..."the Authentic Form of The Roman Rite contains no deficiences, but, au contraire, contains everything needed for proper Lenten contemplation and teaching..." But of course, many of the laity are not able to go to daily EF mass.
Liberal theologians like to caricature Lewis as a crude, fundamentalist backwoodsman. He was nothing of the sort, of course. Not only was he an outstanding literary scholar but, thanks to the Mods syllabus, had a thorough education on classical philosophy and, though he wrote in plain language, was an acute logician.
In fairness to the liturgy reformers, seconding a bit what the dear @Robster said,
it was a bit of a pity that these three beautiful Gospels, along with others, such as that of Lent II Saturday (the Prodigal Son!), Lent III Tuesday ("if thy brother sinneth", etc.), Lent IV Saturday (the Woman Caught in Adultery), Passion Friday and Saturday never were said on any day marked by compulsory attendance of the faithful and a sermon. Assuming the, generally but not without exception, good practice to model a sermon on the Gospel of the Day. Also, the immensely important verse "do ye not judge, so that ye may not be judged" is never in any such Gospel to my knowledge, except possibly among the Saint's feasts.

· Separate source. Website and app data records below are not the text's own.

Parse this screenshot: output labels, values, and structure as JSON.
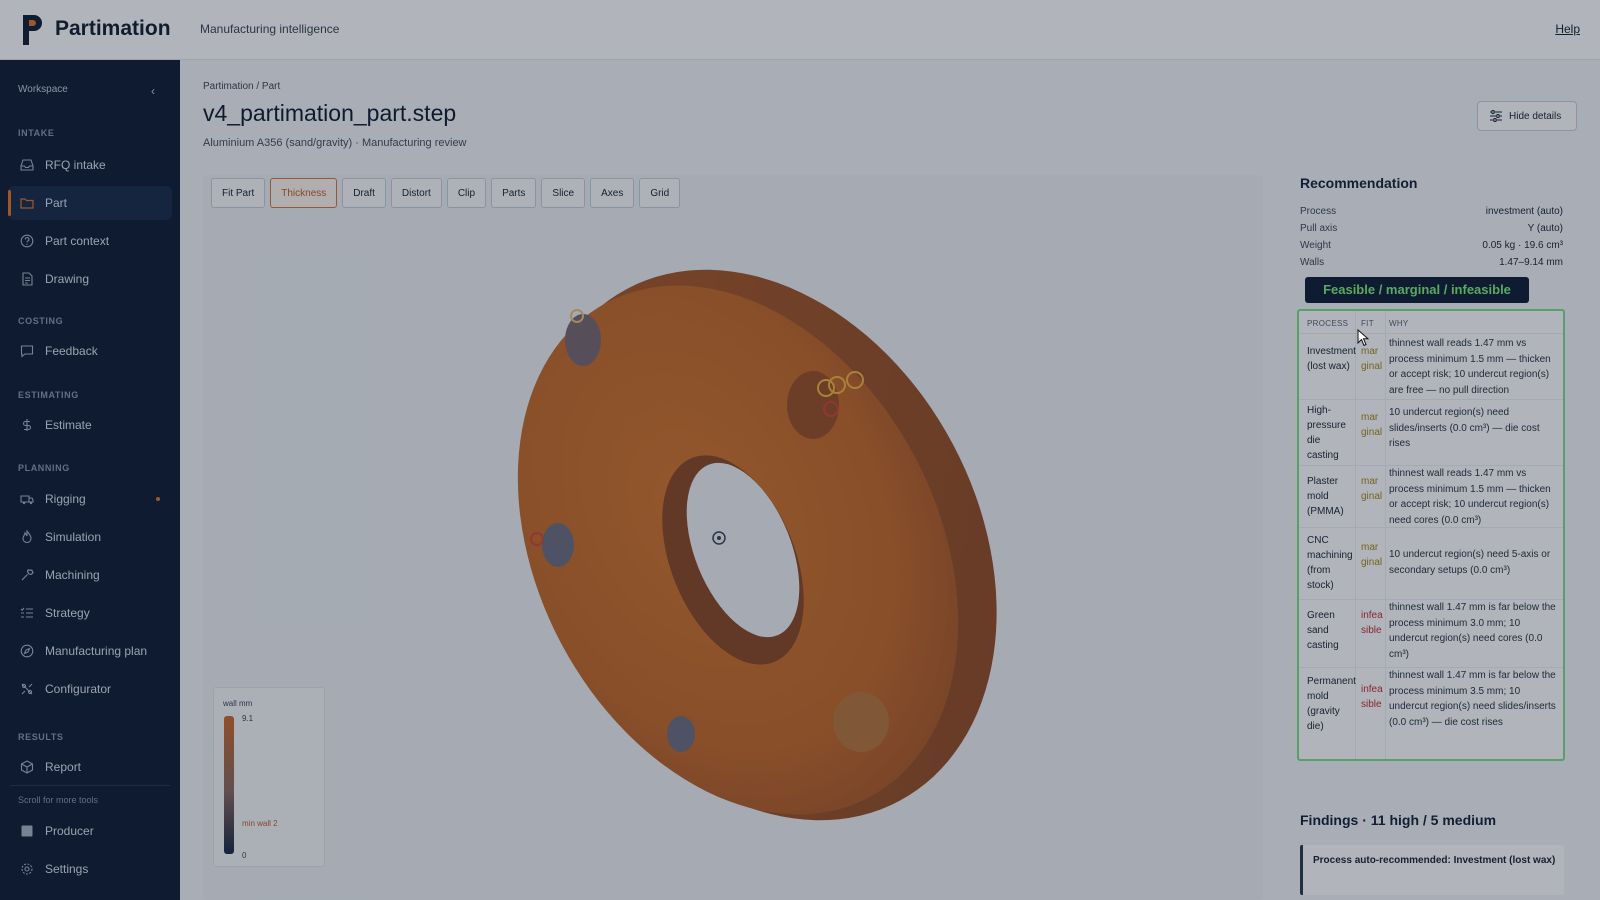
{
  "app": {
    "brand": "Partimation",
    "tagline": "Manufacturing intelligence",
    "help_label": "Help"
  },
  "sidebar": {
    "workspace_label": "Workspace",
    "sections": [
      {
        "label": "INTAKE"
      },
      {
        "label": "COSTING"
      },
      {
        "label": "ESTIMATING"
      },
      {
        "label": "PLANNING"
      },
      {
        "label": "RESULTS"
      }
    ],
    "items": [
      {
        "label": "RFQ intake",
        "icon": "inbox-icon"
      },
      {
        "label": "Part",
        "icon": "folder-icon",
        "active": true
      },
      {
        "label": "Part context",
        "icon": "question-circle-icon"
      },
      {
        "label": "Drawing",
        "icon": "document-icon"
      },
      {
        "label": "Feedback",
        "icon": "chat-icon"
      },
      {
        "label": "Estimate",
        "icon": "dollar-icon"
      },
      {
        "label": "Rigging",
        "icon": "truck-icon",
        "dot": true
      },
      {
        "label": "Simulation",
        "icon": "flame-icon"
      },
      {
        "label": "Machining",
        "icon": "wrench-icon"
      },
      {
        "label": "Strategy",
        "icon": "list-check-icon"
      },
      {
        "label": "Manufacturing plan",
        "icon": "compass-icon"
      },
      {
        "label": "Configurator",
        "icon": "sliders-icon"
      },
      {
        "label": "Report",
        "icon": "cube-icon"
      },
      {
        "label": "Producer",
        "icon": "square-icon"
      },
      {
        "label": "Settings",
        "icon": "gear-icon"
      }
    ],
    "scroll_hint": "Scroll for more tools"
  },
  "header": {
    "breadcrumb": "Partimation / Part",
    "title": "v4_partimation_part.step",
    "subtitle": "Aluminium A356 (sand/gravity) · Manufacturing review",
    "hide_details_label": "Hide details"
  },
  "toolbar": {
    "buttons": [
      {
        "label": "Fit Part"
      },
      {
        "label": "Thickness",
        "active": true
      },
      {
        "label": "Draft"
      },
      {
        "label": "Distort"
      },
      {
        "label": "Clip"
      },
      {
        "label": "Parts"
      },
      {
        "label": "Slice"
      },
      {
        "label": "Axes"
      },
      {
        "label": "Grid"
      }
    ]
  },
  "legend": {
    "title": "wall mm",
    "max": "9.1",
    "min_wall": "min wall 2",
    "zero": "0"
  },
  "recommendation": {
    "title": "Recommendation",
    "rows": [
      {
        "key": "Process",
        "value": "investment (auto)"
      },
      {
        "key": "Pull axis",
        "value": "Y (auto)"
      },
      {
        "key": "Weight",
        "value": "0.05 kg · 19.6 cm³"
      },
      {
        "key": "Walls",
        "value": "1.47–9.14 mm"
      }
    ],
    "callout": "Feasible / marginal / infeasible",
    "table_headers": {
      "process": "PROCESS",
      "fit": "FIT",
      "why": "WHY"
    },
    "processes": [
      {
        "name": "Investment (lost wax)",
        "fit": "marginal",
        "why": "thinnest wall reads 1.47 mm vs process minimum 1.5 mm — thicken or accept risk; 10 undercut region(s) are free — no pull direction"
      },
      {
        "name": "High-pressure die casting",
        "fit": "marginal",
        "why": "10 undercut region(s) need slides/inserts (0.0 cm³) — die cost rises"
      },
      {
        "name": "Plaster mold (PMMA)",
        "fit": "marginal",
        "why": "thinnest wall reads 1.47 mm vs process minimum 1.5 mm — thicken or accept risk; 10 undercut region(s) need cores (0.0 cm³)"
      },
      {
        "name": "CNC machining (from stock)",
        "fit": "marginal",
        "why": "10 undercut region(s) need 5-axis or secondary setups (0.0 cm³)"
      },
      {
        "name": "Green sand casting",
        "fit": "infeasible",
        "why": "thinnest wall 1.47 mm is far below the process minimum 3.0 mm; 10 undercut region(s) need cores (0.0 cm³)"
      },
      {
        "name": "Permanent mold (gravity die)",
        "fit": "infeasible",
        "why": "thinnest wall 1.47 mm is far below the process minimum 3.5 mm; 10 undercut region(s) need slides/inserts (0.0 cm³) — die cost rises"
      }
    ]
  },
  "findings": {
    "title": "Findings · 11 high / 5 medium",
    "first": "Process auto-recommended: Investment (lost wax)"
  },
  "colors": {
    "accent": "#e0762b",
    "sidebar_bg": "#0f1e36",
    "part_color": "#c96a2a",
    "marginal": "#a38a1c",
    "infeasible": "#c03131",
    "callout_text": "#7ef07c"
  }
}
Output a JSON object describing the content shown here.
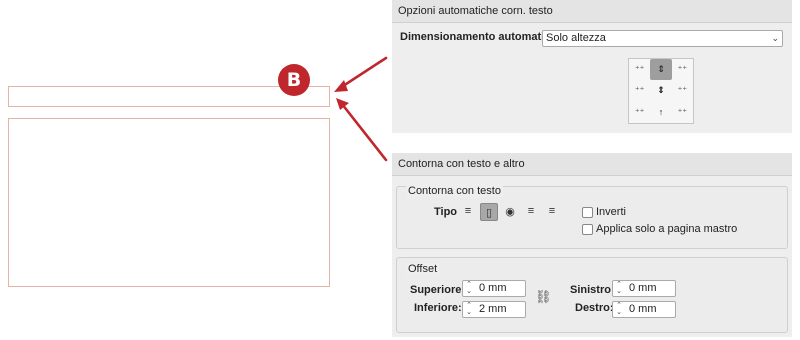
{
  "badge": {
    "letter": "B"
  },
  "autosize_panel": {
    "title": "Opzioni automatiche corn. testo",
    "label": "Dimensionamento automatico",
    "select_value": "Solo altezza",
    "grid_glyphs": [
      "⁺⁺",
      "⇕",
      "⁺⁺",
      "⁺⁺",
      "⇕",
      "⁺⁺",
      "⁺⁺",
      "↑",
      "⁺⁺"
    ]
  },
  "wrap_panel": {
    "title": "Contorna con testo e altro",
    "group_title": "Contorna con testo",
    "type_label": "Tipo",
    "wrap_buttons": [
      "≡",
      "▯",
      "◉",
      "≡",
      "≡"
    ],
    "invert_label": "Inverti",
    "master_label": "Applica solo a pagina mastro"
  },
  "offset": {
    "title": "Offset",
    "top_label": "Superiore:",
    "top_value": "0 mm",
    "bottom_label": "Inferiore:",
    "bottom_value": "2 mm",
    "left_label": "Sinistro:",
    "left_value": "0 mm",
    "right_label": "Destro:",
    "right_value": "0 mm"
  },
  "colors": {
    "accent": "#c0272d",
    "frame_border": "#e7b3a6"
  }
}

What is more, Passion Friday is not even said on the Friday, because both priest and people will want to celebrate our Lady's Compassion.
I include "do not judge" for the reason that an actual explanation of this commandment is an urgend pastoral necessity. Basic catechesis, which some luckily have, has successfully conveyed at least to the orthodox believers that this is a stick the liberals like to beat us with, and they are wrong. But human beings, especially human beings actually defending a worthy cause, are wont to be defiant; to the point that among the orthodox, it sometimes seems that the good Christian is the one who does judge. That, however, is not what our Lord meant either. It really is necessary to hear in detail on this.
Of course, a preacher can address the topics of the Prodigal Son, of the Woman Caught in Adultery and of "do not judge" in Pentecost III: a somewhat loaded Sunday, right, especially since he will want to say the one or the other word about Sacred Heart devotion, too? Some of these topics he can put into Pentecost X. - He can say something about Lazarus in Pentecost XV, obviously. But still, there are no obvious hints (at least not ones I see) when to preach on the Man Born Blind, or on the Samaritan Woman, or on Caiphas' decision to have our Lord killed (well... maybe Passion Sunday for that), or on "Father, glorify thy name" of Passion Saturday...
Nor for "If thy brother sinneth". I included that as admittedly a peace of practical moral detail, and possibly a bit of a pet peeve of mine: but these are rules that need expounding. Especially because those who know they exist and believe in their authority all to often follow a "let's give a telling-off and be done with it" in order not to offend against our Lord's commandment, leaving prudence and tact aside and, most importantly, not distinguishing whether the condition "my brother sins" actually applies. (Our Lord did not say "If thy brother acteth imperfectly".)
That is not to say the liturgy reform was thereby justified. You cannot have all things in life, and the Sunday choices of the Roman Rite are yet better. I do say that these really are things we do not have in traditional-Roman-Rite life.
A different thing: With all due respect to the noble Ambrosian Rite - it really does make sense to have these Gospels in Lent, and it's a pity not to hear them -, doesn't it somewhat... er... have "a whiff", as we call it in Germany, that the Roman Rite was partially Ambrosianified when on the Throne of St. Peter sat a former Archbishop of Milan?
Post a Comment